* WHAT YOU ARE ASKED TO DO *
Where the string "беспроводного" shows up in a line of the records, copy that line.
========================================================================
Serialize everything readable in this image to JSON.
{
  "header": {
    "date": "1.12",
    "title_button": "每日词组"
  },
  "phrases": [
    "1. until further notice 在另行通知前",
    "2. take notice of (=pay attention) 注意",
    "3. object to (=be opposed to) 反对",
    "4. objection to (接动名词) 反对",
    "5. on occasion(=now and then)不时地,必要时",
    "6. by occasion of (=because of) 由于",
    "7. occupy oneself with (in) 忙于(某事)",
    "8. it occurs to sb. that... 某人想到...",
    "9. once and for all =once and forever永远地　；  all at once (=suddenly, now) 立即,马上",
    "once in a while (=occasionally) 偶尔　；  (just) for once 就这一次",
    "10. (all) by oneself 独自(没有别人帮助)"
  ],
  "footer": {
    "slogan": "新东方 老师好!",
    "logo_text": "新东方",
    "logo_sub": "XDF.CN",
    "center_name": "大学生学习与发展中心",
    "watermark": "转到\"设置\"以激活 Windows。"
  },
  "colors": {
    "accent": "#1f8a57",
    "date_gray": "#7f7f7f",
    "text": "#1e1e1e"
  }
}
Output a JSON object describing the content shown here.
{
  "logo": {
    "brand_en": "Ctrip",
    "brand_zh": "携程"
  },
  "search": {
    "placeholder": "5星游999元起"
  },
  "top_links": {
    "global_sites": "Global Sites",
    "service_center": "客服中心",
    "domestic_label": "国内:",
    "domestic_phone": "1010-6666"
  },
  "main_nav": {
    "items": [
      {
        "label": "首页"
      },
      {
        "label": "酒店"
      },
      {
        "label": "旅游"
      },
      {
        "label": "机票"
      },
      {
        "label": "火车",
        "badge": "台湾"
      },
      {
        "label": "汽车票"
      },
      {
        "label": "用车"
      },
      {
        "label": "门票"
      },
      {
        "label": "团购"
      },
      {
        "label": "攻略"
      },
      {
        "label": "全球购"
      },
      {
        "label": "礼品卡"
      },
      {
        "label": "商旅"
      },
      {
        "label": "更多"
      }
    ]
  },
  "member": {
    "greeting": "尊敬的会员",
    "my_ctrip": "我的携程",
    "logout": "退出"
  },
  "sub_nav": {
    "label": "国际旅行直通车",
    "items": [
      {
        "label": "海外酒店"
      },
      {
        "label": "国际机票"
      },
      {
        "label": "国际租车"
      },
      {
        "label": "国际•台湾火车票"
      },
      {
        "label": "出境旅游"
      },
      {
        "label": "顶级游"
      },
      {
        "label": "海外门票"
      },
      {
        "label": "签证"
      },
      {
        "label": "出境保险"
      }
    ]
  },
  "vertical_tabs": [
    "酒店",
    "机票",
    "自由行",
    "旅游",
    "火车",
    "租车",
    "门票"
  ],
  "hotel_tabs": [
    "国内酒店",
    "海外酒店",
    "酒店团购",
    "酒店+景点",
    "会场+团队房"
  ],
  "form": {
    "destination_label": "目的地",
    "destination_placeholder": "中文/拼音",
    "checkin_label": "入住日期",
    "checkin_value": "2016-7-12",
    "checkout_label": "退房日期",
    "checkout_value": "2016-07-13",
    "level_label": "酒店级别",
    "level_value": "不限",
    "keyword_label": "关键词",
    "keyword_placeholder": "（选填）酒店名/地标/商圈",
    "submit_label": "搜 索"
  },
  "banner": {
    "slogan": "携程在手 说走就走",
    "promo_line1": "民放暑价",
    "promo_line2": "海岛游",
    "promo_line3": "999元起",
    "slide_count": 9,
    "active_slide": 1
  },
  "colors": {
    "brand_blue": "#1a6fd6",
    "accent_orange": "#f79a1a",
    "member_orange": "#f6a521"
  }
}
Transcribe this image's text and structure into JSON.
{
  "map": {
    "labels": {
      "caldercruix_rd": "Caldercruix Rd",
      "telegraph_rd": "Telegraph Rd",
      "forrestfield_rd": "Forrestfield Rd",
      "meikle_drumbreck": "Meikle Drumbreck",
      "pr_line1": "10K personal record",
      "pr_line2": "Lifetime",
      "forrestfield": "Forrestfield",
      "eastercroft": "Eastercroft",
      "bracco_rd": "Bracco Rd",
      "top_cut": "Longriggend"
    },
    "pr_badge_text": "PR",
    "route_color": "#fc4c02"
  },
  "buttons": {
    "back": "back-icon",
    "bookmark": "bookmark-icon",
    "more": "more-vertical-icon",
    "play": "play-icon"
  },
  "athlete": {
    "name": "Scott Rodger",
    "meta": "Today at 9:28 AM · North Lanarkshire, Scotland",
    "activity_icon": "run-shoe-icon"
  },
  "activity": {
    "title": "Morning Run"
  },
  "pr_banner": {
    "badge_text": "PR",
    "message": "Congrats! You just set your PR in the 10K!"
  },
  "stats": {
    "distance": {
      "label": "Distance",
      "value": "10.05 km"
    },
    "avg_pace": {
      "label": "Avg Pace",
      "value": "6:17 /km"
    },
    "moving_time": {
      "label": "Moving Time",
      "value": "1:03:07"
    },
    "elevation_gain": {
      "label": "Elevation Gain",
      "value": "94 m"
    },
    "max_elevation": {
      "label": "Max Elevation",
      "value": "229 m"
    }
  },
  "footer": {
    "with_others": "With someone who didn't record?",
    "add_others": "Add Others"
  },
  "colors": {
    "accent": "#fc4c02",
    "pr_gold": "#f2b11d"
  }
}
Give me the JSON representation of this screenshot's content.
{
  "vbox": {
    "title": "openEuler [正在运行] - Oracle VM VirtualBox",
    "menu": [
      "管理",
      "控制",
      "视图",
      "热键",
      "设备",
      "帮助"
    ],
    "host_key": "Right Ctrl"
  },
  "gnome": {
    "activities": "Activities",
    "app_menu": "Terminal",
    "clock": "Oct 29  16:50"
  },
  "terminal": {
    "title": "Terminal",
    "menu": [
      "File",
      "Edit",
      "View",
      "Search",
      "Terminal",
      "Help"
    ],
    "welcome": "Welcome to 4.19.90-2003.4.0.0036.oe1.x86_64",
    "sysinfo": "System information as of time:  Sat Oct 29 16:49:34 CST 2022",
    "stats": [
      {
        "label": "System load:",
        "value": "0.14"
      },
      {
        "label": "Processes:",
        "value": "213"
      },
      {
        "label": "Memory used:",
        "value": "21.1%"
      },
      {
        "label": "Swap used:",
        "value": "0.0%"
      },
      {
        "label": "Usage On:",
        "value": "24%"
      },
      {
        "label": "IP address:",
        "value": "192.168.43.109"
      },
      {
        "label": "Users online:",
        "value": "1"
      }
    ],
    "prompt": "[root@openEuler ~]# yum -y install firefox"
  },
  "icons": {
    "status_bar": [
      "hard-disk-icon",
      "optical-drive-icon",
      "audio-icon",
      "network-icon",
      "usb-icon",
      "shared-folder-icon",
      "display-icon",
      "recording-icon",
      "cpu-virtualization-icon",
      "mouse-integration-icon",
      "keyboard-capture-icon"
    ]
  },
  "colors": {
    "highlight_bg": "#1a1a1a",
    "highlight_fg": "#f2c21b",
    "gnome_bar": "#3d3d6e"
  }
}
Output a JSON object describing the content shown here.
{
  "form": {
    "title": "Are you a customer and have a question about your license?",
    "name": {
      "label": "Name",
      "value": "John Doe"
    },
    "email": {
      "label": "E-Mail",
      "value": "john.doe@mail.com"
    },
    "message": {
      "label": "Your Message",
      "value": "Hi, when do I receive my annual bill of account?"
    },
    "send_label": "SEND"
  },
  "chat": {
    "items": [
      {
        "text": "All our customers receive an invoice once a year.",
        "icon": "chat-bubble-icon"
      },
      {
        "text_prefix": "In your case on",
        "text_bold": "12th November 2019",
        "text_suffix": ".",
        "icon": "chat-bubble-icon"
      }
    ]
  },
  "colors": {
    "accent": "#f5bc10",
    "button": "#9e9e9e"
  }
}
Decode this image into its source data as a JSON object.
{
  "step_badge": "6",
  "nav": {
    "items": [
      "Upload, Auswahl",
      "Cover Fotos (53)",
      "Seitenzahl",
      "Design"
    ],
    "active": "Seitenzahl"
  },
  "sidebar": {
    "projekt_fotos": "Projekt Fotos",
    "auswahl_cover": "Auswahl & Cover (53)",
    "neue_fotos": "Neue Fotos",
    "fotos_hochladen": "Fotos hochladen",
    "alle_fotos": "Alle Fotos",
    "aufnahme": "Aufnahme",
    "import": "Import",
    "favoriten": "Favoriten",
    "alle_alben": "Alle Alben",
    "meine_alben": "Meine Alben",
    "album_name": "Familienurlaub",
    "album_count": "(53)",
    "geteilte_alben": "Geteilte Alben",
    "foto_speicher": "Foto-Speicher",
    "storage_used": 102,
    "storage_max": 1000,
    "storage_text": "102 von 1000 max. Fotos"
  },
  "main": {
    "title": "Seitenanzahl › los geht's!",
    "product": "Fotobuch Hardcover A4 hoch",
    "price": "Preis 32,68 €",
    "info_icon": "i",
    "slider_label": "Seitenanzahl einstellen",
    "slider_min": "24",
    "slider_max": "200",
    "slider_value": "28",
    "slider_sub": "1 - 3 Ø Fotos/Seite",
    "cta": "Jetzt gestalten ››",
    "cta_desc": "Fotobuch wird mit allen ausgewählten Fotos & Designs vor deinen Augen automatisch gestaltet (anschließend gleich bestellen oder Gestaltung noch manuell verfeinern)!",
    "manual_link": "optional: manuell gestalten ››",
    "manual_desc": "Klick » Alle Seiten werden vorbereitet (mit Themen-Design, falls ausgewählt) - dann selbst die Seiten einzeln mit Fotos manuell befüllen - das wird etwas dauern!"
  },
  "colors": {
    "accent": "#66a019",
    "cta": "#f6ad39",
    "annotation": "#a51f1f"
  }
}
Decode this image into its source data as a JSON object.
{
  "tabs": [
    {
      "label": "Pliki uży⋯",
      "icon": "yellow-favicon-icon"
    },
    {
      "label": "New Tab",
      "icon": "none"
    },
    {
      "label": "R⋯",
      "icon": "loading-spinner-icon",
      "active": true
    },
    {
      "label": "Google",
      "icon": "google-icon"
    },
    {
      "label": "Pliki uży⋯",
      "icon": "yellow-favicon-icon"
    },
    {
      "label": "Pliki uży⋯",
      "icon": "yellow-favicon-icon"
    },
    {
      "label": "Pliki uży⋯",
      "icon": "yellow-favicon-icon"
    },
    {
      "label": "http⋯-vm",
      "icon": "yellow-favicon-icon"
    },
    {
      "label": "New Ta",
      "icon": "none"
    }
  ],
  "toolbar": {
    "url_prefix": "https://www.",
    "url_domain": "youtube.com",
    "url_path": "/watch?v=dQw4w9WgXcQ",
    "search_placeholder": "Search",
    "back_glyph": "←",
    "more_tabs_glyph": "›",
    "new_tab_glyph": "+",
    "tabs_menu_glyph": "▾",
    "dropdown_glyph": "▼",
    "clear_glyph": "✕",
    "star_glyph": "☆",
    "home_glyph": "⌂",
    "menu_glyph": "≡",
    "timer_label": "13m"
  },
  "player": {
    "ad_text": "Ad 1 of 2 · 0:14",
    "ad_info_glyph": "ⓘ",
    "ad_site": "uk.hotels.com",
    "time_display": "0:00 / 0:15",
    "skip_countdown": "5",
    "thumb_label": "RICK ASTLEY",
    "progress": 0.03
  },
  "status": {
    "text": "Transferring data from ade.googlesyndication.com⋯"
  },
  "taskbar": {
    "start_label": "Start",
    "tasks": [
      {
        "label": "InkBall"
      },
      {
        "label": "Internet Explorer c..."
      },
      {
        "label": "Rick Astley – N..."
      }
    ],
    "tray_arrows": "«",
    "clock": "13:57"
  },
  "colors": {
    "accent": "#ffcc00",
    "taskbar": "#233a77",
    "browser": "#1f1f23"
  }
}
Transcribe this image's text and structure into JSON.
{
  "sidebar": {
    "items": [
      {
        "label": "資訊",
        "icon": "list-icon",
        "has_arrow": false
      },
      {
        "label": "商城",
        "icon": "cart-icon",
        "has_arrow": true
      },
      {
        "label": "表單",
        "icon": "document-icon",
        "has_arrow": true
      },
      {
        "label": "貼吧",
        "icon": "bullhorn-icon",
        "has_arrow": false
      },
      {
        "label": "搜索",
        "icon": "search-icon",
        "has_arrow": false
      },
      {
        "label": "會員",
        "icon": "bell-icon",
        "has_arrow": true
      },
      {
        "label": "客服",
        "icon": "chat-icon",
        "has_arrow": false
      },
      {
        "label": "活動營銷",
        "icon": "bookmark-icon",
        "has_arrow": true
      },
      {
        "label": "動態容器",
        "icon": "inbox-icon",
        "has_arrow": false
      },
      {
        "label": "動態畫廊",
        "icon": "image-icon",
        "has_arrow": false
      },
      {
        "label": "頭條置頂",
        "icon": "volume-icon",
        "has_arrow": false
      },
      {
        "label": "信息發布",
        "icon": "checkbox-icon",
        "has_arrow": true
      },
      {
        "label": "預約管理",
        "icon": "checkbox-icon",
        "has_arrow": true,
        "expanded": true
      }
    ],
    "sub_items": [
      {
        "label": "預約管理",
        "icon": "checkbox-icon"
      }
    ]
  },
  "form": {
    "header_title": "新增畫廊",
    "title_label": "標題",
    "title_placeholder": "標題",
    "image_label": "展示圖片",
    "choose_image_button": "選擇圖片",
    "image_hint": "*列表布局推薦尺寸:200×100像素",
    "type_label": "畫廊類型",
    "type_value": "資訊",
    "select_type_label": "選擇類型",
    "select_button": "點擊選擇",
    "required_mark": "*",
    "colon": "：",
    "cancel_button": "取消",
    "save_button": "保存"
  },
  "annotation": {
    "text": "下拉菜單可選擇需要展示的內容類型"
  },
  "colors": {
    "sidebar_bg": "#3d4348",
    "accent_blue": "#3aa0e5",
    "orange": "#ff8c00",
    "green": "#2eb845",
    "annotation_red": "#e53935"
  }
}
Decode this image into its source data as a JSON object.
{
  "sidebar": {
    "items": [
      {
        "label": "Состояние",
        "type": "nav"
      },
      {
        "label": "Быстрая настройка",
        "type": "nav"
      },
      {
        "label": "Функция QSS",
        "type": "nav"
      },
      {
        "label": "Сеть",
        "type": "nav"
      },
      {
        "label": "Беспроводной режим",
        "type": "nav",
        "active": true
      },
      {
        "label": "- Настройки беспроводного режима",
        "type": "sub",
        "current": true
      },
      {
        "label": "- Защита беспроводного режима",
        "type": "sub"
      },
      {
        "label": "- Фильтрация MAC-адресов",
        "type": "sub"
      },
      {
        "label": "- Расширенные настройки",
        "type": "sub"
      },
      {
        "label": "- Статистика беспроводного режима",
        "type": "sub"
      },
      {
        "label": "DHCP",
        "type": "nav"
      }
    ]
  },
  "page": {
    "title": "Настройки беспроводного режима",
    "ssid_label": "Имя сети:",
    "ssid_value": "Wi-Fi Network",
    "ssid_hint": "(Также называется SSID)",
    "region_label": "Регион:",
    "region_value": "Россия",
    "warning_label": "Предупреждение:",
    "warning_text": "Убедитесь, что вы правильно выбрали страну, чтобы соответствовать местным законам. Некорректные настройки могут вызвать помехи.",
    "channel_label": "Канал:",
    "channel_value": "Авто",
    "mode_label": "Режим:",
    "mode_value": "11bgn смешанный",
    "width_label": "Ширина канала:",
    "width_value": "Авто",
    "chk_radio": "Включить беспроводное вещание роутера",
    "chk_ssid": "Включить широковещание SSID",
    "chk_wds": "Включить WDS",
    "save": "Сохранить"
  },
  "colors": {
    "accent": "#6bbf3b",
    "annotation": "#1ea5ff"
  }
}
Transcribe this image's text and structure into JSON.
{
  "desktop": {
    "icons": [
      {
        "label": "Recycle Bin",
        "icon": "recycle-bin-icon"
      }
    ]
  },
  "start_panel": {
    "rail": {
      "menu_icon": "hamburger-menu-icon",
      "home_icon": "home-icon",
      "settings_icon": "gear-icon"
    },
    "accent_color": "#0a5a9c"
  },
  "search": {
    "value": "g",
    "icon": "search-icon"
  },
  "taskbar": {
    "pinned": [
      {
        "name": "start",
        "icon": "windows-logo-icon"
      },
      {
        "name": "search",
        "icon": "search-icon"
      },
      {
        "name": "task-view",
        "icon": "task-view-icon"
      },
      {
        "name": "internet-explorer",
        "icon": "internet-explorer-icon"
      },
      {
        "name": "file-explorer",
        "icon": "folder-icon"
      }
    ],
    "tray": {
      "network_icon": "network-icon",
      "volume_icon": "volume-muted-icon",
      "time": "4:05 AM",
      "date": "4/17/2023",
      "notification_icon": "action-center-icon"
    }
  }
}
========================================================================
* ANSWER BOX *
        "label": "- Настройки беспроводного режима",
        "label": "- Защита беспроводного режима",
        "label": "- Статистика беспроводного режима",
    "title": "Настройки беспроводного режима",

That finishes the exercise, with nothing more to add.